By Anthony James
In the fall of 2005, 36-year-old Chai Vang was convicted of first-degree murder and condemned to serve the rest of his remaining life in prison after shooting and killing six hunters in northern Wisconsin. It was an incident that created both shock and tension within Minnesota’s Asian community, where Vang and his family worked and lived. Was this a case of a maniac, vengeful killer or self defense? In the screening of his newest documentary film, Open Season, Twin Cities native Mark Tang hopes to illuminate the background of the Vang trial to encourage discussion within local communities.
On a cloudy March evening, a crowd of both students and adults packed a small meeting room in Augsburg College’s student center, curious for a first glimpse at the film’s rough cut which Tang co-directed with Lu Lippold. Sponsors of the event included Augsburg’s Pan Asian Student Services and Generous Alternatives, a local organization that encourages respectful interactions between people of different cultural backgrounds. The film, though completed, is in the stages of seeking funding in order hopefully to be shown on public television across Minnesota and Wisconsin as well as used in academic and community environments as a catalyst to open conversation.
Protest film on Dalai Lama also scheduled
A strong trio of new films from China is set to grace the 28th Annual Minneapolis/St. Paul International Film Festival, opening Thursday, Apr. 15 for a two-week run at St. Anthony Main Theatre,125 Main St. SE, Minneapolis, MN through Apr. 30.
A novel by Jana McBurney-Lin. Komenar Publishing, 2006. $17.95, 482 pages.
Reviewed Mary Warpeha
“My birth was a handicap for our family. Sure, our late leader Mao Ze Dong had said: “Women hold up half the sky.” But that just wasn’t so. A girl leaves her house to marry into another family. She doesn’t pass her family name to her children. She doesn’t care for her parents forever – giving them money when they can no longer work, leading their casket to the other side of the River of Sleep, visiting their gravesites twice a year with spirit money, good foods and love.

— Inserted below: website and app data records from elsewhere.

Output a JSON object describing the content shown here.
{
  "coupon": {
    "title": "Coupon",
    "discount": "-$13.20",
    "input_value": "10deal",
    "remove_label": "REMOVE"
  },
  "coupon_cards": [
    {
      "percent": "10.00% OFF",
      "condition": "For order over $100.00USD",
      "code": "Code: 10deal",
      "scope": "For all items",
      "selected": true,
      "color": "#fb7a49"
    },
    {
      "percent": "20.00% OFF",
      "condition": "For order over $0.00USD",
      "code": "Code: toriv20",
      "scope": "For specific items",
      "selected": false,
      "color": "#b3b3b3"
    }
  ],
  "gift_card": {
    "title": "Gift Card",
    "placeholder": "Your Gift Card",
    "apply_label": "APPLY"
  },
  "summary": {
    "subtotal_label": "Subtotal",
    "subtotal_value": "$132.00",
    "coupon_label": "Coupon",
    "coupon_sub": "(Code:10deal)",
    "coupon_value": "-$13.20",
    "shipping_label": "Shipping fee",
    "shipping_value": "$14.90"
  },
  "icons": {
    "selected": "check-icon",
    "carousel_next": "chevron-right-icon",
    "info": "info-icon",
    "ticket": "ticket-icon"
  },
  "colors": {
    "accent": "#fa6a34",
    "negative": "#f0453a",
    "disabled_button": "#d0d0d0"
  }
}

A man does all these things.”
New Site Offers Worldwide Access and a Remarkable Compilation of Related Bilingual Scholarship
The earliest Chinese paintings in one of the most important collections in the West are now featured in a new public Web resource launched by the Smithsonian's Freer and Sackler galleries. "Song and Yuan Dynasty Painting and Calligraphy" contains hundreds of images and comprehensive documentation of the Freer's exceptional holdings of 85 works of Chinese brushwork from the 10th through the 14th centuries.